[Data items]
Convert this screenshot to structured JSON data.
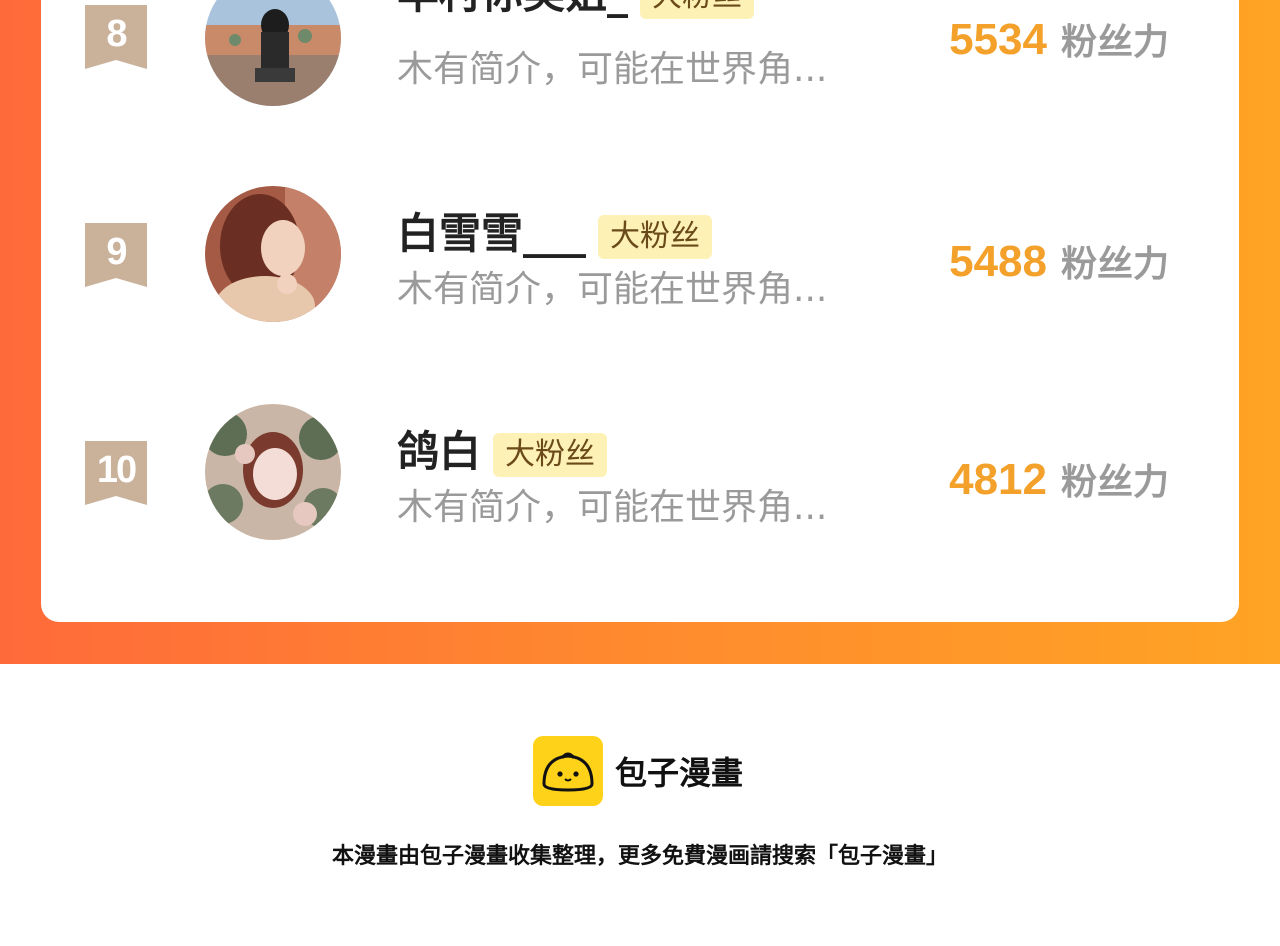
{
  "leaderboard": {
    "entries": [
      {
        "rank": "8",
        "name": "羊村你美姐_",
        "tag": "大粉丝",
        "bio": "木有简介，可能在世界角...",
        "score": "5534",
        "score_label": "粉丝力"
      },
      {
        "rank": "9",
        "name": "白雪雪___",
        "tag": "大粉丝",
        "bio": "木有简介，可能在世界角...",
        "score": "5488",
        "score_label": "粉丝力"
      },
      {
        "rank": "10",
        "name": "鸽白",
        "tag": "大粉丝",
        "bio": "木有简介，可能在世界角...",
        "score": "4812",
        "score_label": "粉丝力"
      }
    ]
  },
  "footer": {
    "brand": "包子漫畫",
    "note": "本漫畫由包子漫畫收集整理，更多免費漫画請搜索「包子漫畫」"
  },
  "colors": {
    "gradient_start": "#ff6a3a",
    "gradient_end": "#ffa424",
    "score": "#f4a12b",
    "badge": "#c9b19a",
    "tag_bg": "#fdf1b6",
    "logo": "#ffd21a"
  }
}
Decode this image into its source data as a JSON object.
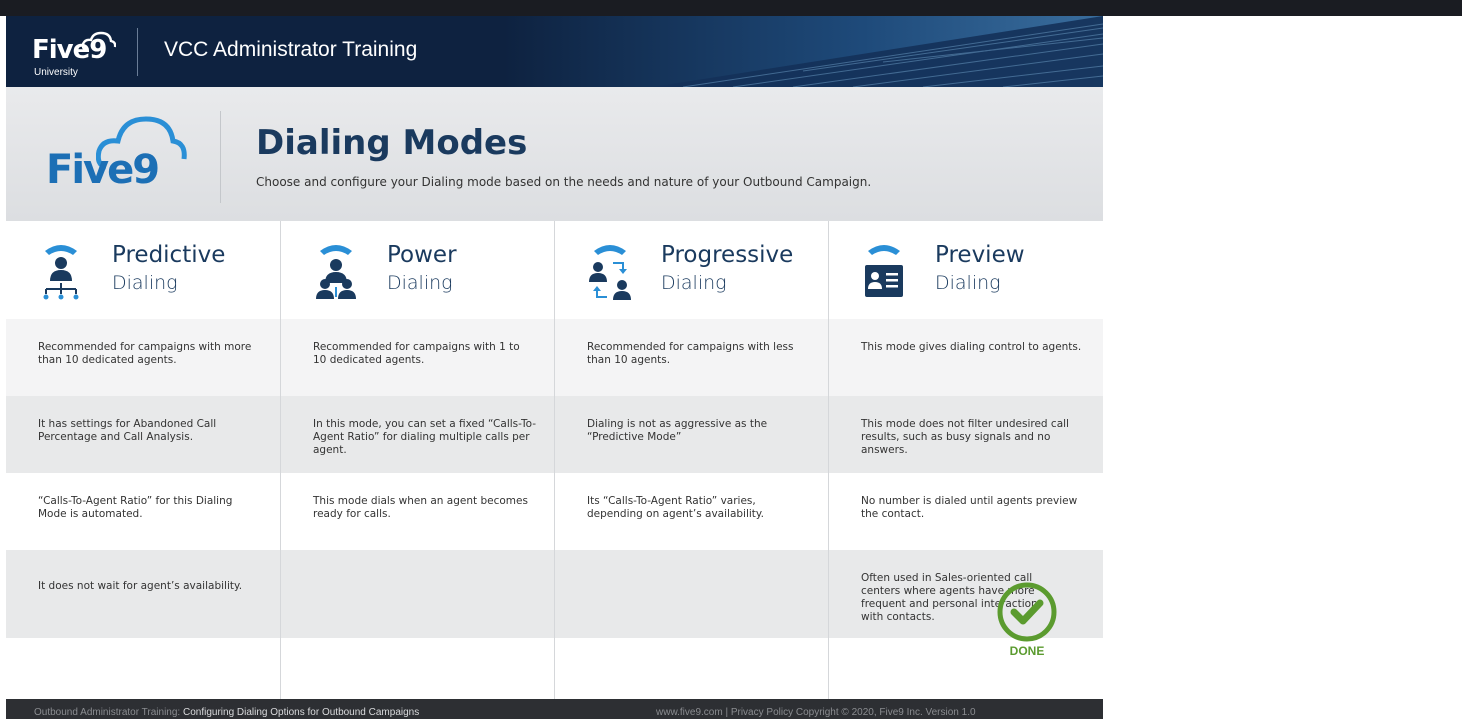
{
  "header": {
    "logo_word": "Five9",
    "logo_sub": "University",
    "title": "VCC Administrator Training"
  },
  "intro": {
    "logo_word": "Five9",
    "title": "Dialing Modes",
    "subtitle": "Choose and configure your Dialing mode based on the needs and nature of your Outbound Campaign."
  },
  "columns": [
    {
      "name": "Predictive",
      "sub": "Dialing",
      "icon": "predictive-dialing-icon",
      "rows": [
        "Recommended for campaigns with more than 10 dedicated agents.",
        "It has settings for Abandoned Call Percentage and Call Analysis.",
        "“Calls-To-Agent Ratio” for this Dialing Mode is automated.",
        "It does not wait for agent’s availability.",
        ""
      ]
    },
    {
      "name": "Power",
      "sub": "Dialing",
      "icon": "power-dialing-icon",
      "rows": [
        "Recommended for campaigns with 1 to 10 dedicated agents.",
        "In this mode, you can set a fixed “Calls-To-Agent Ratio” for dialing multiple calls per agent.",
        "This mode dials when an agent becomes ready for calls.",
        "",
        ""
      ]
    },
    {
      "name": "Progressive",
      "sub": "Dialing",
      "icon": "progressive-dialing-icon",
      "rows": [
        "Recommended for campaigns with less than 10 agents.",
        "Dialing is not as aggressive as the “Predictive Mode”",
        "Its “Calls-To-Agent Ratio” varies, depending on agent’s availability.",
        "",
        ""
      ]
    },
    {
      "name": "Preview",
      "sub": "Dialing",
      "icon": "preview-dialing-icon",
      "rows": [
        "This mode gives dialing control to agents.",
        "This mode does not filter undesired call results, such as busy signals and no answers.",
        "No number is dialed until agents preview the contact.",
        "Often used in Sales-oriented call centers where agents have more frequent and personal interaction with contacts.",
        ""
      ]
    }
  ],
  "done": {
    "label": "DONE",
    "icon": "checkmark-circle-icon"
  },
  "footer": {
    "left_prefix": "Outbound Administrator Training:",
    "left_course": "Configuring Dialing Options for Outbound Campaigns",
    "right": "www.five9.com  |  Privacy Policy     Copyright © 2020, Five9 Inc.   Version 1.0"
  },
  "colors": {
    "header_bg": "#0e2240",
    "title_blue": "#1a3a5e",
    "done_green": "#5b9b2f",
    "brand_blue": "#1c6fb5"
  }
}
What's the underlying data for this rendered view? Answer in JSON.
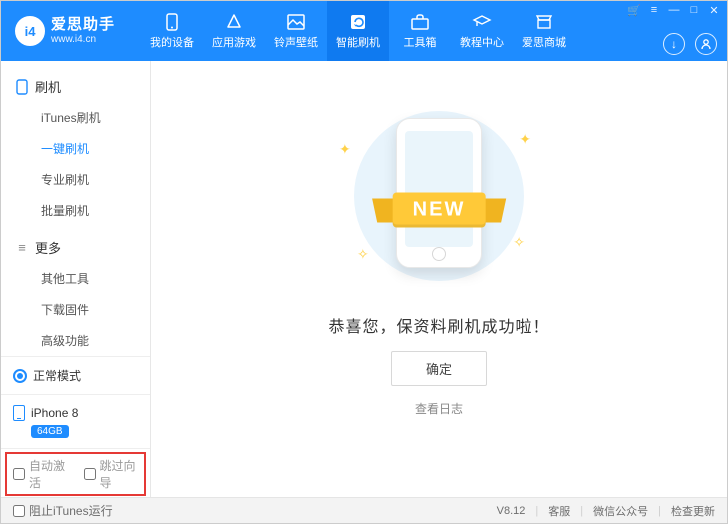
{
  "brand": {
    "logo_text": "i4",
    "title": "爱思助手",
    "subtitle": "www.i4.cn"
  },
  "nav": [
    {
      "label": "我的设备"
    },
    {
      "label": "应用游戏"
    },
    {
      "label": "铃声壁纸"
    },
    {
      "label": "智能刷机"
    },
    {
      "label": "工具箱"
    },
    {
      "label": "教程中心"
    },
    {
      "label": "爱思商城"
    }
  ],
  "sidebar": {
    "group1": {
      "title": "刷机",
      "items": [
        "iTunes刷机",
        "一键刷机",
        "专业刷机",
        "批量刷机"
      ]
    },
    "group2": {
      "title": "更多",
      "items": [
        "其他工具",
        "下载固件",
        "高级功能"
      ]
    },
    "mode": "正常模式",
    "device": "iPhone 8",
    "storage": "64GB",
    "opts": {
      "auto_activate": "自动激活",
      "skip_guide": "跳过向导"
    }
  },
  "main": {
    "ribbon": "NEW",
    "success": "恭喜您，保资料刷机成功啦！",
    "ok": "确定",
    "log": "查看日志"
  },
  "status": {
    "block_itunes": "阻止iTunes运行",
    "version": "V8.12",
    "support": "客服",
    "wechat": "微信公众号",
    "update": "检查更新"
  }
}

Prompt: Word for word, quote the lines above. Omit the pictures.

Exercise solution:
Convert this screenshot to structured JSON data.
{
  "leaderboard": {
    "entries": [
      {
        "rank": "8",
        "name": "羊村你美姐_",
        "tag": "大粉丝",
        "bio": "木有简介，可能在世界角...",
        "score": "5534",
        "score_label": "粉丝力"
      },
      {
        "rank": "9",
        "name": "白雪雪___",
        "tag": "大粉丝",
        "bio": "木有简介，可能在世界角...",
        "score": "5488",
        "score_label": "粉丝力"
      },
      {
        "rank": "10",
        "name": "鸽白",
        "tag": "大粉丝",
        "bio": "木有简介，可能在世界角...",
        "score": "4812",
        "score_label": "粉丝力"
      }
    ]
  },
  "footer": {
    "brand": "包子漫畫",
    "note": "本漫畫由包子漫畫收集整理，更多免費漫画請搜索「包子漫畫」"
  },
  "colors": {
    "gradient_start": "#ff6a3a",
    "gradient_end": "#ffa424",
    "score": "#f4a12b",
    "badge": "#c9b19a",
    "tag_bg": "#fdf1b6",
    "logo": "#ffd21a"
  }
}
Decode this image into its source data as a JSON object.
{
  "header": {
    "logo_word": "Five9",
    "logo_sub": "University",
    "title": "VCC Administrator Training"
  },
  "intro": {
    "logo_word": "Five9",
    "title": "Dialing Modes",
    "subtitle": "Choose and configure your Dialing mode based on the needs and nature of your Outbound Campaign."
  },
  "columns": [
    {
      "name": "Predictive",
      "sub": "Dialing",
      "icon": "predictive-dialing-icon",
      "rows": [
        "Recommended for campaigns with more than 10 dedicated agents.",
        "It has settings for Abandoned Call Percentage and Call Analysis.",
        "“Calls-To-Agent Ratio” for this Dialing Mode is automated.",
        "It does not wait for agent’s availability.",
        ""
      ]
    },
    {
      "name": "Power",
      "sub": "Dialing",
      "icon": "power-dialing-icon",
      "rows": [
        "Recommended for campaigns with 1 to 10 dedicated agents.",
        "In this mode, you can set a fixed “Calls-To-Agent Ratio” for dialing multiple calls per agent.",
        "This mode dials when an agent becomes ready for calls.",
        "",
        ""
      ]
    },
    {
      "name": "Progressive",
      "sub": "Dialing",
      "icon": "progressive-dialing-icon",
      "rows": [
        "Recommended for campaigns with less than 10 agents.",
        "Dialing is not as aggressive as the “Predictive Mode”",
        "Its “Calls-To-Agent Ratio” varies, depending on agent’s availability.",
        "",
        ""
      ]
    },
    {
      "name": "Preview",
      "sub": "Dialing",
      "icon": "preview-dialing-icon",
      "rows": [
        "This mode gives dialing control to agents.",
        "This mode does not filter undesired call results, such as busy signals and no answers.",
        "No number is dialed until agents preview the contact.",
        "Often used in Sales-oriented call centers where agents have more frequent and personal interaction with contacts.",
        ""
      ]
    }
  ],
  "done": {
    "label": "DONE",
    "icon": "checkmark-circle-icon"
  },
  "footer": {
    "left_prefix": "Outbound Administrator Training:",
    "left_course": "Configuring Dialing Options for Outbound Campaigns",
    "right": "www.five9.com  |  Privacy Policy     Copyright © 2020, Five9 Inc.   Version 1.0"
  },
  "colors": {
    "header_bg": "#0e2240",
    "title_blue": "#1a3a5e",
    "done_green": "#5b9b2f",
    "brand_blue": "#1c6fb5"
  }
}
What's the underlying data for this rendered view? Answer in JSON.
{
  "brand": {
    "logo_text": "i4",
    "title": "爱思助手",
    "subtitle": "www.i4.cn"
  },
  "nav": [
    {
      "label": "我的设备"
    },
    {
      "label": "应用游戏"
    },
    {
      "label": "铃声壁纸"
    },
    {
      "label": "智能刷机"
    },
    {
      "label": "工具箱"
    },
    {
      "label": "教程中心"
    },
    {
      "label": "爱思商城"
    }
  ],
  "sidebar": {
    "group1": {
      "title": "刷机",
      "items": [
        "iTunes刷机",
        "一键刷机",
        "专业刷机",
        "批量刷机"
      ]
    },
    "group2": {
      "title": "更多",
      "items": [
        "其他工具",
        "下载固件",
        "高级功能"
      ]
    },
    "mode": "正常模式",
    "device": "iPhone 8",
    "storage": "64GB",
    "opts": {
      "auto_activate": "自动激活",
      "skip_guide": "跳过向导"
    }
  },
  "main": {
    "ribbon": "NEW",
    "success": "恭喜您，保资料刷机成功啦！",
    "ok": "确定",
    "log": "查看日志"
  },
  "status": {
    "block_itunes": "阻止iTunes运行",
    "version": "V8.12",
    "support": "客服",
    "wechat": "微信公众号",
    "update": "检查更新"
  }
}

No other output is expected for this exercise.